Reproduce the data below word for word, setting aside any picture it holds.

[Material to process]

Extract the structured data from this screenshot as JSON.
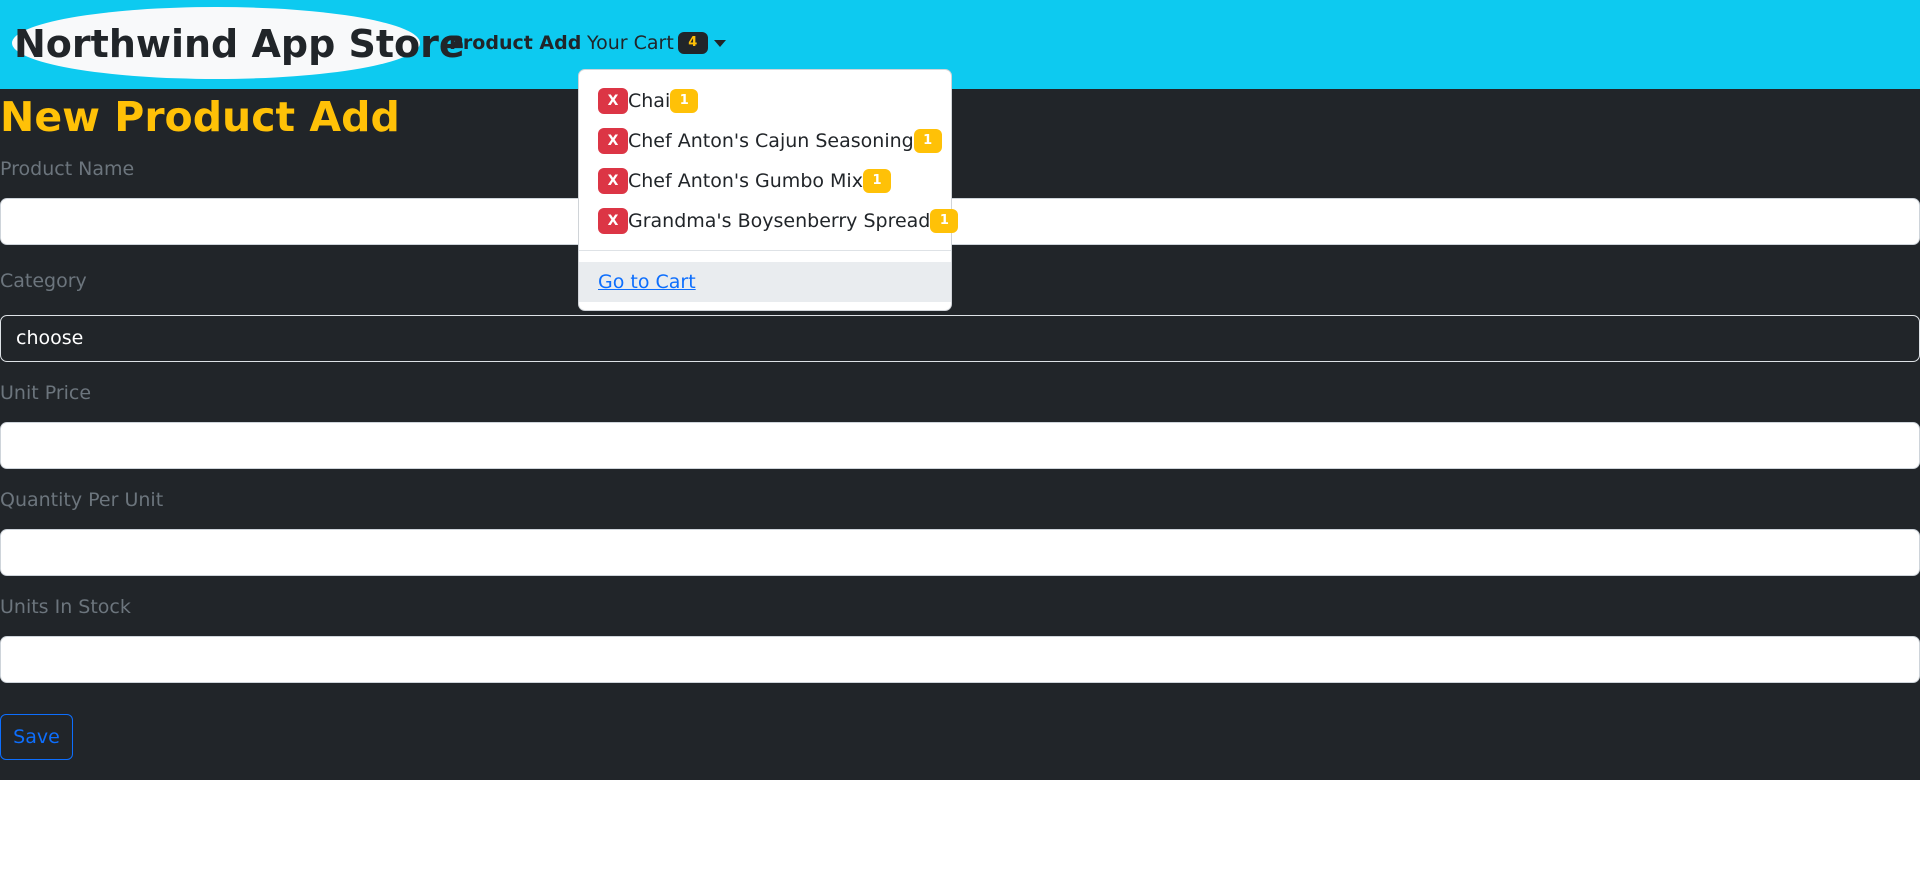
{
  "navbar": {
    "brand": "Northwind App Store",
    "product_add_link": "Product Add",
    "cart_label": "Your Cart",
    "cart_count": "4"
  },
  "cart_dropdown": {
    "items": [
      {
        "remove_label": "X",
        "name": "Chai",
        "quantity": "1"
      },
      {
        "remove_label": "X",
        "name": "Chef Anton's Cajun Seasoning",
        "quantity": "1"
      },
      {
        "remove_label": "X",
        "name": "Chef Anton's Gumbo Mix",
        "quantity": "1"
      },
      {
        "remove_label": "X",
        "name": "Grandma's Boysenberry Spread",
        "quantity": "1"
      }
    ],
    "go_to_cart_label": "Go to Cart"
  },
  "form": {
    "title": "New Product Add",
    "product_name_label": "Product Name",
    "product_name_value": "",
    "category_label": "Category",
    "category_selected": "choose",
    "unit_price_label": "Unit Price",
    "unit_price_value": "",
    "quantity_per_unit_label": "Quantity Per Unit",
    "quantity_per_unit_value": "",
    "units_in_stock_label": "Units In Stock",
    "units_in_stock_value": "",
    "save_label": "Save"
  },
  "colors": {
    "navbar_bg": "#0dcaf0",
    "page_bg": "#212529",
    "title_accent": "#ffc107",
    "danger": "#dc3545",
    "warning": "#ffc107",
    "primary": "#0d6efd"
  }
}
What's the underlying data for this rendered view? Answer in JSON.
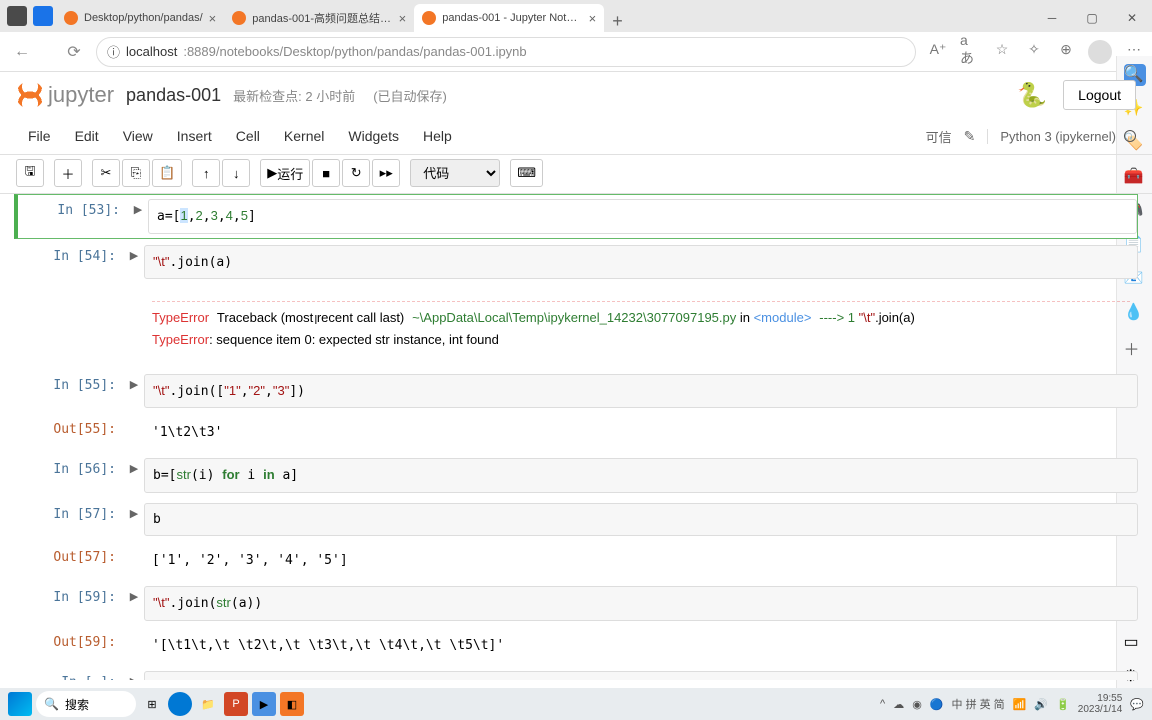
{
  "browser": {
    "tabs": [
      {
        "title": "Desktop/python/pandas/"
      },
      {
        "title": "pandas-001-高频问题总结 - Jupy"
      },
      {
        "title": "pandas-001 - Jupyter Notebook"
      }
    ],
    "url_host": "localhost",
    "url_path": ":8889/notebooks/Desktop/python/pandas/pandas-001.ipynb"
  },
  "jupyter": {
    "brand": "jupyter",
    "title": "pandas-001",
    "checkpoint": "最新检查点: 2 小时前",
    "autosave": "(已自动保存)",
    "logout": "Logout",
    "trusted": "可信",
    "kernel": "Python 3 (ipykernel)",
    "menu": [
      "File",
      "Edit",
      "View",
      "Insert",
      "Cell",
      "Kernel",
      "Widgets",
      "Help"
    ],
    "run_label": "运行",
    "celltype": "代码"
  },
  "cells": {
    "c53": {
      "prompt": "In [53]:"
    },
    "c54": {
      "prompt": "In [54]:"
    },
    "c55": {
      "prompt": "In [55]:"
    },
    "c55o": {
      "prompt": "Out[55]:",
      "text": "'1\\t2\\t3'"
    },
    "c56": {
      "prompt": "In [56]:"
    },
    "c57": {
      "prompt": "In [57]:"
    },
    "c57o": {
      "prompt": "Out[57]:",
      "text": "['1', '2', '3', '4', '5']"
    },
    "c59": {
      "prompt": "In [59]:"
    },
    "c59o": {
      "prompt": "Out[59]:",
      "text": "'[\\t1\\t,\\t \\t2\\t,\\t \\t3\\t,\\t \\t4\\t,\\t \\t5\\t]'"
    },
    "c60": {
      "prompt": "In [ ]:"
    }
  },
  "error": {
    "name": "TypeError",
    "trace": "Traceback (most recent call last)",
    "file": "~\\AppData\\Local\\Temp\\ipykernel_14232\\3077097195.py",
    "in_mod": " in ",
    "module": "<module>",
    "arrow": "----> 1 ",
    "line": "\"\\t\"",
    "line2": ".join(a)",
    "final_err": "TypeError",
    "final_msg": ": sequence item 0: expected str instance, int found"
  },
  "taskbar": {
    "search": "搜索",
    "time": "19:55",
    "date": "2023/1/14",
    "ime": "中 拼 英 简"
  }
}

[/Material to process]

Result of the task:
Extract the structured data from this screenshot as JSON.
{
  "navbar": {
    "brand": "Northwind App Store",
    "product_add_link": "Product Add",
    "cart_label": "Your Cart",
    "cart_count": "4"
  },
  "cart_dropdown": {
    "items": [
      {
        "remove_label": "X",
        "name": "Chai",
        "quantity": "1"
      },
      {
        "remove_label": "X",
        "name": "Chef Anton's Cajun Seasoning",
        "quantity": "1"
      },
      {
        "remove_label": "X",
        "name": "Chef Anton's Gumbo Mix",
        "quantity": "1"
      },
      {
        "remove_label": "X",
        "name": "Grandma's Boysenberry Spread",
        "quantity": "1"
      }
    ],
    "go_to_cart_label": "Go to Cart"
  },
  "form": {
    "title": "New Product Add",
    "product_name_label": "Product Name",
    "product_name_value": "",
    "category_label": "Category",
    "category_selected": "choose",
    "unit_price_label": "Unit Price",
    "unit_price_value": "",
    "quantity_per_unit_label": "Quantity Per Unit",
    "quantity_per_unit_value": "",
    "units_in_stock_label": "Units In Stock",
    "units_in_stock_value": "",
    "save_label": "Save"
  },
  "colors": {
    "navbar_bg": "#0dcaf0",
    "page_bg": "#212529",
    "title_accent": "#ffc107",
    "danger": "#dc3545",
    "warning": "#ffc107",
    "primary": "#0d6efd"
  }
}
What's the underlying data for this rendered view? Answer in JSON.
{
  "browser": {
    "tabs": [
      {
        "title": "Desktop/python/pandas/"
      },
      {
        "title": "pandas-001-高频问题总结 - Jupy"
      },
      {
        "title": "pandas-001 - Jupyter Notebook"
      }
    ],
    "url_host": "localhost",
    "url_path": ":8889/notebooks/Desktop/python/pandas/pandas-001.ipynb"
  },
  "jupyter": {
    "brand": "jupyter",
    "title": "pandas-001",
    "checkpoint": "最新检查点: 2 小时前",
    "autosave": "(已自动保存)",
    "logout": "Logout",
    "trusted": "可信",
    "kernel": "Python 3 (ipykernel)",
    "menu": [
      "File",
      "Edit",
      "View",
      "Insert",
      "Cell",
      "Kernel",
      "Widgets",
      "Help"
    ],
    "run_label": "运行",
    "celltype": "代码"
  },
  "cells": {
    "c53": {
      "prompt": "In [53]:"
    },
    "c54": {
      "prompt": "In [54]:"
    },
    "c55": {
      "prompt": "In [55]:"
    },
    "c55o": {
      "prompt": "Out[55]:",
      "text": "'1\\t2\\t3'"
    },
    "c56": {
      "prompt": "In [56]:"
    },
    "c57": {
      "prompt": "In [57]:"
    },
    "c57o": {
      "prompt": "Out[57]:",
      "text": "['1', '2', '3', '4', '5']"
    },
    "c59": {
      "prompt": "In [59]:"
    },
    "c59o": {
      "prompt": "Out[59]:",
      "text": "'[\\t1\\t,\\t \\t2\\t,\\t \\t3\\t,\\t \\t4\\t,\\t \\t5\\t]'"
    },
    "c60": {
      "prompt": "In [ ]:"
    }
  },
  "error": {
    "name": "TypeError",
    "trace": "Traceback (most recent call last)",
    "file": "~\\AppData\\Local\\Temp\\ipykernel_14232\\3077097195.py",
    "in_mod": " in ",
    "module": "<module>",
    "arrow": "----> 1 ",
    "line": "\"\\t\"",
    "line2": ".join(a)",
    "final_err": "TypeError",
    "final_msg": ": sequence item 0: expected str instance, int found"
  },
  "taskbar": {
    "search": "搜索",
    "time": "19:55",
    "date": "2023/1/14",
    "ime": "中 拼 英 简"
  }
}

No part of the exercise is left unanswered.